were able to bring Denise Fleming, author and papermaker, to our school to
work with over 450 students to pour a "paper pond" on a 4' x 5' deckle and
mold. Denise is a Caldecott winner and won the award for her book "In a
Small, Small Pond". Her newest book at the time was called "Where Once
There Was A Wood", a beautiful piece of work that describes a wooded area
being consumed by a housing development. The book invites awareness of the
cost of growth and development and suggests ways to restore areas where a
harmonious existence can be achieved between all living things.
Denise told my students the story of how the book came to be:
She was walking her dog to her favorite place, a woods in her neighborhood.
She came upon a large bulldozer sitting among the trees. She found
herself dragging her dog home as the verse of the story came pouring out of
her. The illustrations are breathtaking! And she found a way to preserve
some parts of the place for the future: the pulp that was used to make the
illustrations contains some seeds, grass, leaves, and other bits of stuff
collected during one of the last walks that Denise took in her woods.
Perhaps your students could explore a place special of their own
that is changing and collect bits of it to preserve their memories of their
>I wanted to do a paper making lesson with high school students. I thought I'd
>have them make their own paper and we would discuss the importance of recycling
>along with reduceing and reusing. After they have made plenty of paper of
>different colors and texures I'd like them to use it to construct a sculpture
>relating it to ecology of course. However I'm not quite sure how to go about

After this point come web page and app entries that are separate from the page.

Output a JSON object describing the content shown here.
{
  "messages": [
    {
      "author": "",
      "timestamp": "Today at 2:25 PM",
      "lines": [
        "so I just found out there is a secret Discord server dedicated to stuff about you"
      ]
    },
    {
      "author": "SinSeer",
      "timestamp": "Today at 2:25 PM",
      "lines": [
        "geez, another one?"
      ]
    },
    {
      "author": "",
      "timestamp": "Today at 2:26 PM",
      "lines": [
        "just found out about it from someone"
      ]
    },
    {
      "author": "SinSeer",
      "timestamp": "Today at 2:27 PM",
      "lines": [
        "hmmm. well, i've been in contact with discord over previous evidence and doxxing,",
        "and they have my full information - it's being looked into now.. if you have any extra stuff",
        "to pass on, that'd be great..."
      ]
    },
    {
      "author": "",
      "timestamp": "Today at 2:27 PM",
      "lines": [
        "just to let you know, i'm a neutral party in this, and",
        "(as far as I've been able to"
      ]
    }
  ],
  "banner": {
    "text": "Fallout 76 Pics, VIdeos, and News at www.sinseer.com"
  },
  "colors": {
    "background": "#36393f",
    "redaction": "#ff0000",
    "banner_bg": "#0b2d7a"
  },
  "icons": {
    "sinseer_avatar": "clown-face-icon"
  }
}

>doing this. How can I use the paper in a sculpural way? I also found a box
>of old computer wire that a computer lab was throwing out. I thought maybe they
>can use the wire as an armature and they can form the paper around it. Does
>anyone have any ideas on how I can make this into a more ecological lesson
>besides recycling? Maybe narrow the sculpure assignment down to a certain
>ecological issue? Any thoughts? ...................Ann Marie